# EXERCISE DETAILS
The required answer is each line in the entries below where "icon" occurs.

[Dataset rows for apps and sites]
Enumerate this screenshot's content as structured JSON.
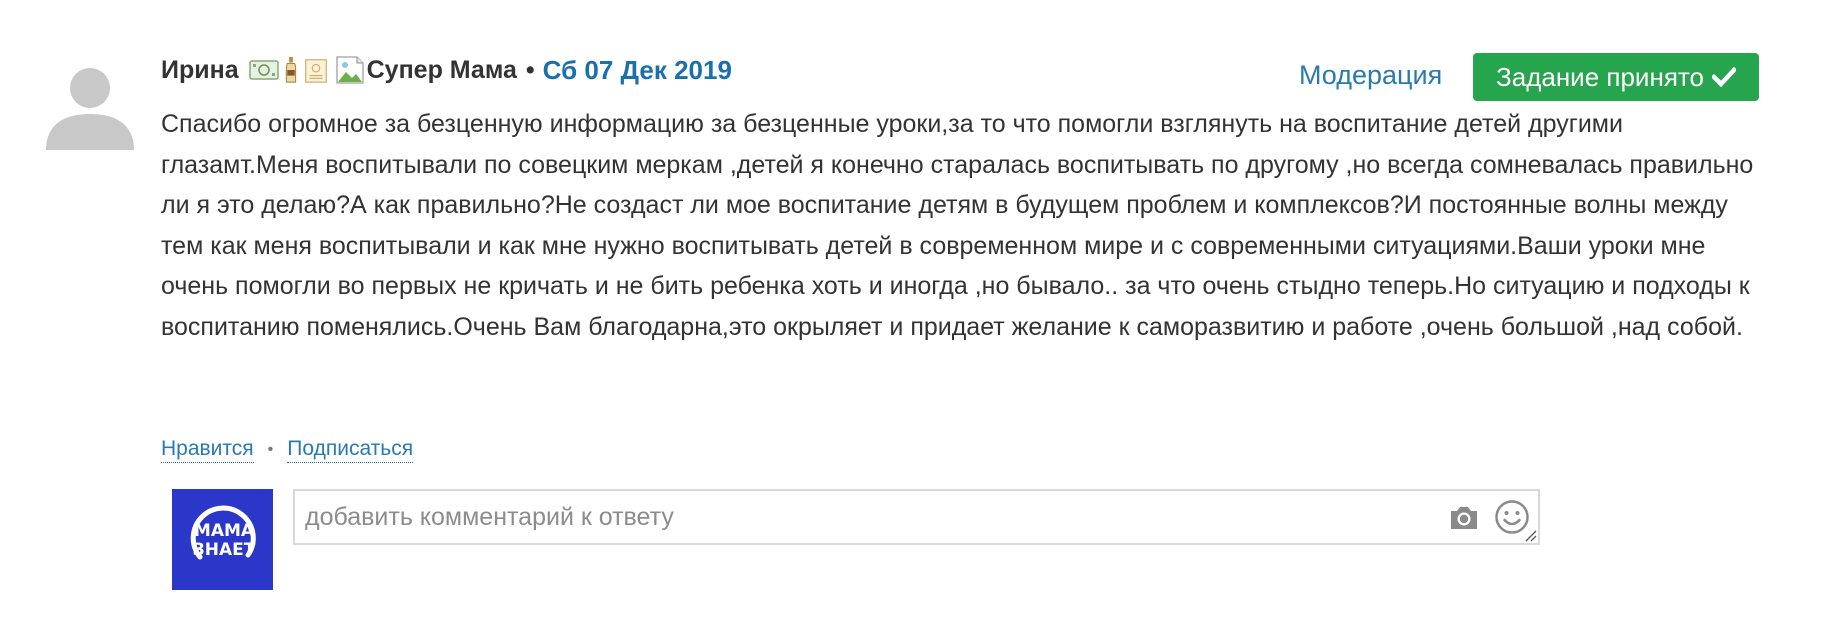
{
  "comment": {
    "author": "Ирина",
    "rank": "Супер Мама",
    "separator": "•",
    "date": "Сб 07 Дек 2019",
    "moderation_label": "Модерация",
    "status_button_label": "Задание принято",
    "badges": [
      "money-badge-icon",
      "bottle-badge-icon",
      "certificate-badge-icon",
      "broken-image-icon"
    ],
    "text": "Спасибо огромное за безценную информацию за безценные уроки,за то что помогли взглянуть на воспитание детей другими глазамт.Меня воспитывали по совецким меркам ,детей я конечно старалась воспитывать по другому ,но всегда сомневалась правильно ли я это делаю?А как правильно?Не создаст ли мое воспитание детям в будущем проблем и комплексов?И постоянные волны между тем как меня воспитывали и как мне нужно воспитывать детей в современном мире и с современными ситуациями.Ваши уроки мне очень помогли во первых не кричать и не бить ребенка хоть и иногда ,но бывало.. за что очень стыдно теперь.Но ситуацию и подходы к воспитанию поменялись.Очень Вам благодарна,это окрыляет и придает желание к саморазвитию и работе ,очень большой ,над собой."
  },
  "actions": {
    "like_label": "Нравится",
    "dot": "•",
    "subscribe_label": "Подписаться"
  },
  "reply": {
    "logo_text_line1": "МАМА",
    "logo_text_line2": "ЗНАЕТ",
    "placeholder": "добавить комментарий к ответу"
  },
  "colors": {
    "accent_link": "#1a6fad",
    "success_button": "#27a44e",
    "logo_background": "#2b37c8"
  }
}
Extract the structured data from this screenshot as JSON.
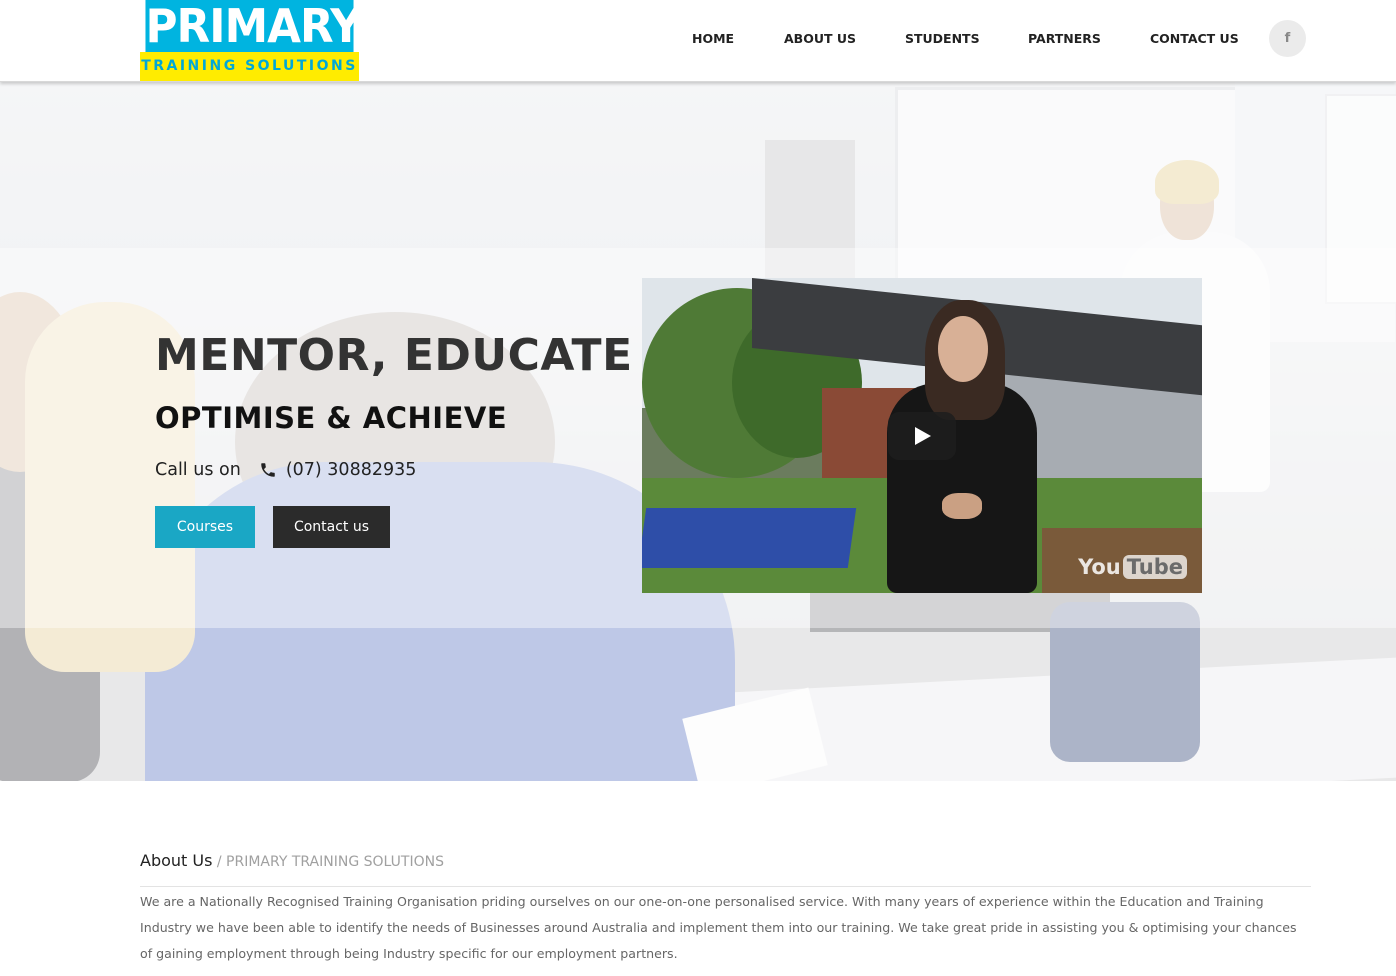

# SOLUTION FOR THIS PROBLEM
      "money-badge-icon",
      "bottle-badge-icon",
      "certificate-badge-icon",
      "broken-image-icon"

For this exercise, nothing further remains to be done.